(Stored data)
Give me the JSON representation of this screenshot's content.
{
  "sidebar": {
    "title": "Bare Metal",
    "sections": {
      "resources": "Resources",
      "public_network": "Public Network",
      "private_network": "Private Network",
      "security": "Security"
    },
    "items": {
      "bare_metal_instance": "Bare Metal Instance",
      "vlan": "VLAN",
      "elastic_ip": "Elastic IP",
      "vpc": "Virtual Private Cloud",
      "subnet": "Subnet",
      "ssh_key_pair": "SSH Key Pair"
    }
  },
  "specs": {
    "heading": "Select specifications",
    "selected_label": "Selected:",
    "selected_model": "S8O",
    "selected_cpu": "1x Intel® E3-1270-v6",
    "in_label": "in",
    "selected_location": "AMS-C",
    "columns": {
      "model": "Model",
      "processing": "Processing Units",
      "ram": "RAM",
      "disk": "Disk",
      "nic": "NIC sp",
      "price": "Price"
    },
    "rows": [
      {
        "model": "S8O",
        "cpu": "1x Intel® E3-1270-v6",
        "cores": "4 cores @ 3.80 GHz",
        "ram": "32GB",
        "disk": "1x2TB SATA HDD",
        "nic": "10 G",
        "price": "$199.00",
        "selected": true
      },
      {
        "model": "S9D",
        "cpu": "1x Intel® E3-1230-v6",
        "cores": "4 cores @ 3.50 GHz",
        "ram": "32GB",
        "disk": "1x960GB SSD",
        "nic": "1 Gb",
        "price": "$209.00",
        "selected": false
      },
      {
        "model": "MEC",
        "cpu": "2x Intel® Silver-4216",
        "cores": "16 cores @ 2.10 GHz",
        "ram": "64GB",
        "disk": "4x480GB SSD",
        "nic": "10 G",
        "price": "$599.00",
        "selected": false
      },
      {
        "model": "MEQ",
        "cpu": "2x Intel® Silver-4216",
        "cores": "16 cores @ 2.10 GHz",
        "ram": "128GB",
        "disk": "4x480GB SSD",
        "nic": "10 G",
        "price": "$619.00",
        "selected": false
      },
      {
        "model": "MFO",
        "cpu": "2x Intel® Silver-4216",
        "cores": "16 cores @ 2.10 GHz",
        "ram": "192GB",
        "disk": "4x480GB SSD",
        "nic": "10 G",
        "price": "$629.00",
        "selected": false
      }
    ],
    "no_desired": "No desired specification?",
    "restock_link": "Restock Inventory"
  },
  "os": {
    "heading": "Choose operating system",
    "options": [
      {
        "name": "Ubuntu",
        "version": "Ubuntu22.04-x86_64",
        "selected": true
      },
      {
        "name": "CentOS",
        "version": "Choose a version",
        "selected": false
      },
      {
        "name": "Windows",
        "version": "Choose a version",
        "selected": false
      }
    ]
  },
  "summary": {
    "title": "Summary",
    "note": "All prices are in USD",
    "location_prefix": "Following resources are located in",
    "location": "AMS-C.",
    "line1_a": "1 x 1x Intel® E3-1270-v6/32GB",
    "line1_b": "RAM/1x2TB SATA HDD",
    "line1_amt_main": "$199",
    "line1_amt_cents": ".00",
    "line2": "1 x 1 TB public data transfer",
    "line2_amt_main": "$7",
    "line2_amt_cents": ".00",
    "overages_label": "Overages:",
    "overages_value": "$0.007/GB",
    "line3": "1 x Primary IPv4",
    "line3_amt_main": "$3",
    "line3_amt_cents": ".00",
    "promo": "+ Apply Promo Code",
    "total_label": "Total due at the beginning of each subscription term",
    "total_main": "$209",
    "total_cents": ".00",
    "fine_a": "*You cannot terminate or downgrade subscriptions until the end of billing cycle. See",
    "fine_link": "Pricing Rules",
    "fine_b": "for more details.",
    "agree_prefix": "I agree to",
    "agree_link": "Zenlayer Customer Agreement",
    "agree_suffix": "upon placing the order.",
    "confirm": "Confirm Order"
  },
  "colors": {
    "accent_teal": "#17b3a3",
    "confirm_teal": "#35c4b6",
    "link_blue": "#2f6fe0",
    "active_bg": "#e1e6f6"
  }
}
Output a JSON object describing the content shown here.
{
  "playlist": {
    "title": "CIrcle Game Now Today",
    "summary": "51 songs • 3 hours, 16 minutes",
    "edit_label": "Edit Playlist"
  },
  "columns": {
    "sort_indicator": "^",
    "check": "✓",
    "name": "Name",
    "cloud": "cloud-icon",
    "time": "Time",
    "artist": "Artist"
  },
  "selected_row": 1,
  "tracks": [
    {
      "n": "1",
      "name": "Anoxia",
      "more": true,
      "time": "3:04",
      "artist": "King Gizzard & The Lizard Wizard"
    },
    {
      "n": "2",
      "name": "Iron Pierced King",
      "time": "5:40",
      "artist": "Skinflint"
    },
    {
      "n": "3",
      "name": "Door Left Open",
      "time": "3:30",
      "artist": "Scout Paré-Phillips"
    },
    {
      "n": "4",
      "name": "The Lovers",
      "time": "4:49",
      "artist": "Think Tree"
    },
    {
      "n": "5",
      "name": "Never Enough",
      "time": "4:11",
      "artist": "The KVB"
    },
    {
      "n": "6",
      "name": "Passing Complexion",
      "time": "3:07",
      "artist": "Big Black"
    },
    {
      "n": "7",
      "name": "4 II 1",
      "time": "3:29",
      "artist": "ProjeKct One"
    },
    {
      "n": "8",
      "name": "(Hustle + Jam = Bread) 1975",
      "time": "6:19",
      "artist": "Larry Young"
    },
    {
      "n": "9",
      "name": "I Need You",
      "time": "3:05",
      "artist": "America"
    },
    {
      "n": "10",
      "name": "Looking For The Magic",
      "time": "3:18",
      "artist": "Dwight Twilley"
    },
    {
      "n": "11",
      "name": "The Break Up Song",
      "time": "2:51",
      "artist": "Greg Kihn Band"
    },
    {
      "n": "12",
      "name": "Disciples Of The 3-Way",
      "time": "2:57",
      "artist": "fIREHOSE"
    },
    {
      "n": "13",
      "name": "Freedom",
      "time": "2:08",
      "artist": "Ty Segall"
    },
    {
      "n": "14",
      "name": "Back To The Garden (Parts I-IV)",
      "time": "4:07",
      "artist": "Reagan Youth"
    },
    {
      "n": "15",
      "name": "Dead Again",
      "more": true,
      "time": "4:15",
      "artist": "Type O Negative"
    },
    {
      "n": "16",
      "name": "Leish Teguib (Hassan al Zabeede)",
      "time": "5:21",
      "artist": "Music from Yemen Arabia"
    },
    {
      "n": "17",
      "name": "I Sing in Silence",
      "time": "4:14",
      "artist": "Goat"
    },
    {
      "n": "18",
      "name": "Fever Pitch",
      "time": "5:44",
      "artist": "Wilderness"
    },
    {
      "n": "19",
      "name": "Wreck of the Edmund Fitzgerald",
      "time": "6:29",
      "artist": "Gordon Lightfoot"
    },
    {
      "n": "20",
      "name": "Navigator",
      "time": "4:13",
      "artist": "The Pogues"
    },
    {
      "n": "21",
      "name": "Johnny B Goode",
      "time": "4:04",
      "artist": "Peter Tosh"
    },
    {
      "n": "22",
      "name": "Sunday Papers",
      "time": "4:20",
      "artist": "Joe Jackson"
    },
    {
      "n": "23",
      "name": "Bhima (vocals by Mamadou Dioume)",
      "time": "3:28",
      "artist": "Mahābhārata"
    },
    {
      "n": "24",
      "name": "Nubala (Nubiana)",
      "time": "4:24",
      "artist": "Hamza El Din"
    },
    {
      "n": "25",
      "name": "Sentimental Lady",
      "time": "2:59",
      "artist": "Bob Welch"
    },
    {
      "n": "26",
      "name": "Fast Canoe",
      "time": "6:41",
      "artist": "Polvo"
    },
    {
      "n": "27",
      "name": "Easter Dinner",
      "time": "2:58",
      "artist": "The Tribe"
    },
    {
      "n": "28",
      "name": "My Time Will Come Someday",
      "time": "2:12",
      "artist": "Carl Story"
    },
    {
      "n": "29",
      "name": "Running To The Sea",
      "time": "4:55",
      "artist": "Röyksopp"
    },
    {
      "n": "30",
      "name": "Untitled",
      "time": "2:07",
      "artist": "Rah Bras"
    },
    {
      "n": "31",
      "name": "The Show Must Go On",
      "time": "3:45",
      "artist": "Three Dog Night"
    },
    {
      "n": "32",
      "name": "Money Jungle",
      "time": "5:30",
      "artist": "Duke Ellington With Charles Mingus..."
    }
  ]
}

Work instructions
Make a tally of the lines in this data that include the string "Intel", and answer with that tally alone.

Exercise result
7